Less than a month into his new job, NASA administrator Jim Bridenstine spent an hour on Thursday addressing questions from his new employees, including many that touched on concerns raised publicly during his confirmation process.
Included was a question tackling whether he believed that climate change is happening and being exacerbated by human activities, as scientific consensus states. After he addressed his background and qualifications for leading the agency, Thursday’s town hall immediately turned to the issue. Bridenstine tried to assuage staffers’ concerns, saying that he does believe in climate change.
“Carbon dioxide is a greenhouse gas,” he said during Thursday’s town hall. “That greenhouse gas is warming the planet—that is absolutely happening, and we are responsible for it.”

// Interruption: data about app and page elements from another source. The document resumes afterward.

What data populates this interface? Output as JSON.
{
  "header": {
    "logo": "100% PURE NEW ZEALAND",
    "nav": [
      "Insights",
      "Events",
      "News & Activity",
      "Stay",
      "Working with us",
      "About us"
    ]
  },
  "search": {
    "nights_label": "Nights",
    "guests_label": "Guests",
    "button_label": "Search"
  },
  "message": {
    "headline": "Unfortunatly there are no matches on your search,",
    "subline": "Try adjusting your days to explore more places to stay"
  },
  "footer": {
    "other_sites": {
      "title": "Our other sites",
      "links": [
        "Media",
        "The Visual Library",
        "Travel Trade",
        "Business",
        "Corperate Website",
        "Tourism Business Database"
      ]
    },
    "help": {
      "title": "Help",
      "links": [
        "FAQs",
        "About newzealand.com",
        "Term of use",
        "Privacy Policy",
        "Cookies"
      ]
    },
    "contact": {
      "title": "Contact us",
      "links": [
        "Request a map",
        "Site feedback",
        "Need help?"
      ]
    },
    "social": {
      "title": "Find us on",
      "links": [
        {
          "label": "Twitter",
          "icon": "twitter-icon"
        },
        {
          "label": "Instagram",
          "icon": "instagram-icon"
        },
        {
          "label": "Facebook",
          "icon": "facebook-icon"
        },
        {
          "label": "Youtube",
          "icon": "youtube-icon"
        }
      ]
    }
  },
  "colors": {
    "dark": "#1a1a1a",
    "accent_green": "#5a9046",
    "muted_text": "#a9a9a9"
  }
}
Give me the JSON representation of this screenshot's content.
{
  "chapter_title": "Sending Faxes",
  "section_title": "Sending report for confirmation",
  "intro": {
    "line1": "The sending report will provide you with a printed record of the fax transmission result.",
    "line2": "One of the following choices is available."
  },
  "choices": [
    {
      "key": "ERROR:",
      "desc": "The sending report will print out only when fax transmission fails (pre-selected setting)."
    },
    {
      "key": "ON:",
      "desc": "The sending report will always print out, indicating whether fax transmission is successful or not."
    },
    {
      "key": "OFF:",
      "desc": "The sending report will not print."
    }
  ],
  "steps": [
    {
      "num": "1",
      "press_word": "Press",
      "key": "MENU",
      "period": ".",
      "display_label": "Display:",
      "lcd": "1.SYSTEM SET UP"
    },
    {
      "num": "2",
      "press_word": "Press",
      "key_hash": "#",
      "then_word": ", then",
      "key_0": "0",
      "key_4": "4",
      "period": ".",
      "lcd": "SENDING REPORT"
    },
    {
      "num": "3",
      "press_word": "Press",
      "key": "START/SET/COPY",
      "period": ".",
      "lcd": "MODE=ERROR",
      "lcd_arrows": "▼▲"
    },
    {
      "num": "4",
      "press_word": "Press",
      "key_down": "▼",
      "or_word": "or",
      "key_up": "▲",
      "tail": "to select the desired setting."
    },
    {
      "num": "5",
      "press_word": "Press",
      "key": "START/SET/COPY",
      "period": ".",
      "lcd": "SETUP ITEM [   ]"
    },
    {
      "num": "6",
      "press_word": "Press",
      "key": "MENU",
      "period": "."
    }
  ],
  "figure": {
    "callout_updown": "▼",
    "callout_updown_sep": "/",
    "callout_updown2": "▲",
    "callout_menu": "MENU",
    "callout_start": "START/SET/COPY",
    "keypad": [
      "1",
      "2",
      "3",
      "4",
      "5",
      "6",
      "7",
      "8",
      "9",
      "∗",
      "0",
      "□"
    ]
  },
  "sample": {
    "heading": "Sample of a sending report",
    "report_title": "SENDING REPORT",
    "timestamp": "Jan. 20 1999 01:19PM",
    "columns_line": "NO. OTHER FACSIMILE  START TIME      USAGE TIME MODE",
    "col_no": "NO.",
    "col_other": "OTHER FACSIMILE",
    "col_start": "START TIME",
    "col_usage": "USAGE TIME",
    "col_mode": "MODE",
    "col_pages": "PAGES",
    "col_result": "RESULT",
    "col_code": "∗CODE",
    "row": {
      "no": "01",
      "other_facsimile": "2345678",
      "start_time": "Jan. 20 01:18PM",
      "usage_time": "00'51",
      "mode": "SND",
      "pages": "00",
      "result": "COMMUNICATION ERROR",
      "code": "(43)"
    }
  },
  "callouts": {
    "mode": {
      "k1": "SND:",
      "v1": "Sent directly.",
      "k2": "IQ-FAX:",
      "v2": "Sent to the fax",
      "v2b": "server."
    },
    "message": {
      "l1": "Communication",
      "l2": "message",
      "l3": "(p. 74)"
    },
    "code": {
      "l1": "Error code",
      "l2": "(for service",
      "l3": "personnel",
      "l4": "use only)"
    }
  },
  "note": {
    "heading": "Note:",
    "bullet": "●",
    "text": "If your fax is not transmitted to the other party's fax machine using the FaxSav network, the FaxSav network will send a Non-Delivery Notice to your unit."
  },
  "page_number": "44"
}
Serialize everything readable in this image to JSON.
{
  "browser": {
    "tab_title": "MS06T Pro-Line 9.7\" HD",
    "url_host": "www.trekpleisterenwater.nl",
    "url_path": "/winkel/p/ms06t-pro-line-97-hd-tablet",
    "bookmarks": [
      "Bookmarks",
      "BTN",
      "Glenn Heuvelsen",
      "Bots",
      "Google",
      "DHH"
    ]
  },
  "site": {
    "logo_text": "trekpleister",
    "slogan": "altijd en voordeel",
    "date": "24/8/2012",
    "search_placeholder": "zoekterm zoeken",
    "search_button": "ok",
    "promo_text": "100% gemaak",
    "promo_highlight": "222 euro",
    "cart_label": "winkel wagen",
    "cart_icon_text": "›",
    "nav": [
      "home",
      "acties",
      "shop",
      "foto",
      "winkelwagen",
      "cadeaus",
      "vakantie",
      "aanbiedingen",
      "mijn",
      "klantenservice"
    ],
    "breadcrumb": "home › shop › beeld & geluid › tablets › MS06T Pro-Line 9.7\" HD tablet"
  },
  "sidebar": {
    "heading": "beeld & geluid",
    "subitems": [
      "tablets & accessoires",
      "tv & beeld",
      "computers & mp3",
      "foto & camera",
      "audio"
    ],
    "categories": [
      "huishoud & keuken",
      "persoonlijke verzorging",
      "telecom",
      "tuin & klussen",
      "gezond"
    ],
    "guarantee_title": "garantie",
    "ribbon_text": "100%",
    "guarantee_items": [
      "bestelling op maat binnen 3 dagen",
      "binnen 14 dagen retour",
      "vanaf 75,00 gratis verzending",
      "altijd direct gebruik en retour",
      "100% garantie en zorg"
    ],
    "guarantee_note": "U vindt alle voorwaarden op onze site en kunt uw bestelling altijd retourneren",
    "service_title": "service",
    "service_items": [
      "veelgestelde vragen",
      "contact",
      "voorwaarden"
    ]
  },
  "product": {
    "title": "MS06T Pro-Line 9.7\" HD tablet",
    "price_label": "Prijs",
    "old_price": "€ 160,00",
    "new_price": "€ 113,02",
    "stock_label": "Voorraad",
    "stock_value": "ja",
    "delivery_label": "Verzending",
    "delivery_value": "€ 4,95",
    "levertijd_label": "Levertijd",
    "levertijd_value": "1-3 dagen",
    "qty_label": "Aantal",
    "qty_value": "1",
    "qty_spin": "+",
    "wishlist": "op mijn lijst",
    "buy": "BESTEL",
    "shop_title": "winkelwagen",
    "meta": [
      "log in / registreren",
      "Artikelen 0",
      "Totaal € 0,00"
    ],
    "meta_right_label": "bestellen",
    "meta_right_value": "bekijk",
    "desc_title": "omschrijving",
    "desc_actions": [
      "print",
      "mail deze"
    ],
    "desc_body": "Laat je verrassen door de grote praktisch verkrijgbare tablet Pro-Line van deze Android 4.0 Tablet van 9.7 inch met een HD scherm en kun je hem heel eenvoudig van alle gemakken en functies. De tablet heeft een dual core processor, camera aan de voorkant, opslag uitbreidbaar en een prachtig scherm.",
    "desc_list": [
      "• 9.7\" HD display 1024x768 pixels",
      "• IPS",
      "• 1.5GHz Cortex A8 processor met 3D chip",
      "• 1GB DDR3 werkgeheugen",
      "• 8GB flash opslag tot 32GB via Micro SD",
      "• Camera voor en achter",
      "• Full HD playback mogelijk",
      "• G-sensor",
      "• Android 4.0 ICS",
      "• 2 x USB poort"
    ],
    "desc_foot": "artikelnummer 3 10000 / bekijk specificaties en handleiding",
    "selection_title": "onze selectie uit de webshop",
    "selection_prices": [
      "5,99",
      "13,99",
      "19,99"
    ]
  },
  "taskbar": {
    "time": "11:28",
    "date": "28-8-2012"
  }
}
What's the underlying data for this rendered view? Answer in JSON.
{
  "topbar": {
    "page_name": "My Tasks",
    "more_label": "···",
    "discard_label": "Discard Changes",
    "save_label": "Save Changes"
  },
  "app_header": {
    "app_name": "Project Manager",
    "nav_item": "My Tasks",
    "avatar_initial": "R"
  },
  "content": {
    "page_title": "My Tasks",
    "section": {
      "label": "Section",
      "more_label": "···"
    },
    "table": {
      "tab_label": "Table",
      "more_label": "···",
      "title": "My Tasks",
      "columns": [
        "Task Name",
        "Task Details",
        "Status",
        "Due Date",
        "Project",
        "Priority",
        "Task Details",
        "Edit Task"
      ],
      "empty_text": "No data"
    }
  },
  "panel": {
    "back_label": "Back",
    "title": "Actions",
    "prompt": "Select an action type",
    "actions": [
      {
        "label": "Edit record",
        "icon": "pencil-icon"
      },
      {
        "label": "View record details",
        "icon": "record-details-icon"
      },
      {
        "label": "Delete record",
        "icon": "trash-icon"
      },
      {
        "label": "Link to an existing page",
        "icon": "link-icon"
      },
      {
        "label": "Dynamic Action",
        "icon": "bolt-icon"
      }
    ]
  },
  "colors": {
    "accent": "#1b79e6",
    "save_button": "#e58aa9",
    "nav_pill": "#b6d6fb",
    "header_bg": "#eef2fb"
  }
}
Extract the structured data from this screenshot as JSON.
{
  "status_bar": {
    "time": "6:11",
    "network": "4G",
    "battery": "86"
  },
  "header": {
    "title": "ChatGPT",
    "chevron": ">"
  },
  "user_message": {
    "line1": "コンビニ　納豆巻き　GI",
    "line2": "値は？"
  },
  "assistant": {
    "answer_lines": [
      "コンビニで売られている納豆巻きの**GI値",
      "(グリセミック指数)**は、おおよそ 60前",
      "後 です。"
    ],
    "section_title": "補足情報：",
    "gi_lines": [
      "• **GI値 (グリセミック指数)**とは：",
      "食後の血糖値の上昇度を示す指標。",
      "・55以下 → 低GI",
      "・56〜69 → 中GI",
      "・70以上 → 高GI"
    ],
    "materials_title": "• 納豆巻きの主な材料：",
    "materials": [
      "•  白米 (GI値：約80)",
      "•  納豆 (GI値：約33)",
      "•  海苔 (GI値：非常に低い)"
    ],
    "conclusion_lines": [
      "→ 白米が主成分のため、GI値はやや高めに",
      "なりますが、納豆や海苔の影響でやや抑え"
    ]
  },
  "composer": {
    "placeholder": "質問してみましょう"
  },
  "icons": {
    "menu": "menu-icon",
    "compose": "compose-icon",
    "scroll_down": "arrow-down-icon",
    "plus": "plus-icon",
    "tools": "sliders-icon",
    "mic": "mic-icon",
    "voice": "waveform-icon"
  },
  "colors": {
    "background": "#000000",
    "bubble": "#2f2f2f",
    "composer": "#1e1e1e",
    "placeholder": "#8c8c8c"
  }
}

That’s a break from Bridenstine’s previous comments on the topic. In 2013, as a congressman, he referred to an alleged pause in temperature increases that began 10 years prior. (On Thursday, he said that claim was based on information provided on his new agency’s website, though that may represent a misunderstanding of complicated science.) During his confirmation hearings, Bridenstine said that climate change is real and caused by humans, though he waffled on precisely how much responsibility humans shouldered.
Bridenstine changed his tune on Thursday. “I also know that we human beings are contributing to it in a major way,” he added.
Bridenstine pointed to NASA’s new budget as proof that earth science research would not be hindered and added that the agency needed to make sure it was using science “void and free” of political influence by following guidelines set by the National Academy of Sciences, a nonpartisan group of scientists. Precisely how that will play out has yet to be seen. President Trump’s head of the Environmental Protection Agency has used similar types of rhetoric to try to slash the amount of science that the agency can use in its decision-making.
NASA employees also asked their new administrator about diversity and discrimination within the agency, prompted by previous comments in defense of “traditional marriage.”
Other questions addressed the agency’s programs and research. In particular, a staffer asked about the WFIRST telescope. That project is meant to be NASA’s next major scientific instrument, but Trump’s 2019 budget request cut all funding for it. Congress reinstated it, and Bridenstine said he is 90 percent confident the telescope will be built.
Another staffer asked if he would reconsider the risk levels considered acceptable during human spaceflight. Some people think NASA has become too cautious, nixing projects that might put astronauts at risk.
Bridenstine’s response focused more on the goal under consideration, rather than the means used to achieve it. “If we lose a single astronaut, the entire world stops,” he said. “If we are going to be putting even a single human at risk we have to be doing something that is monumental.”
As examples of projects that qualified, he pointed to the agency’s efforts to return to the moon and reach Mars. “We’re doing both,” he said, “and we’re doing them at the same time.”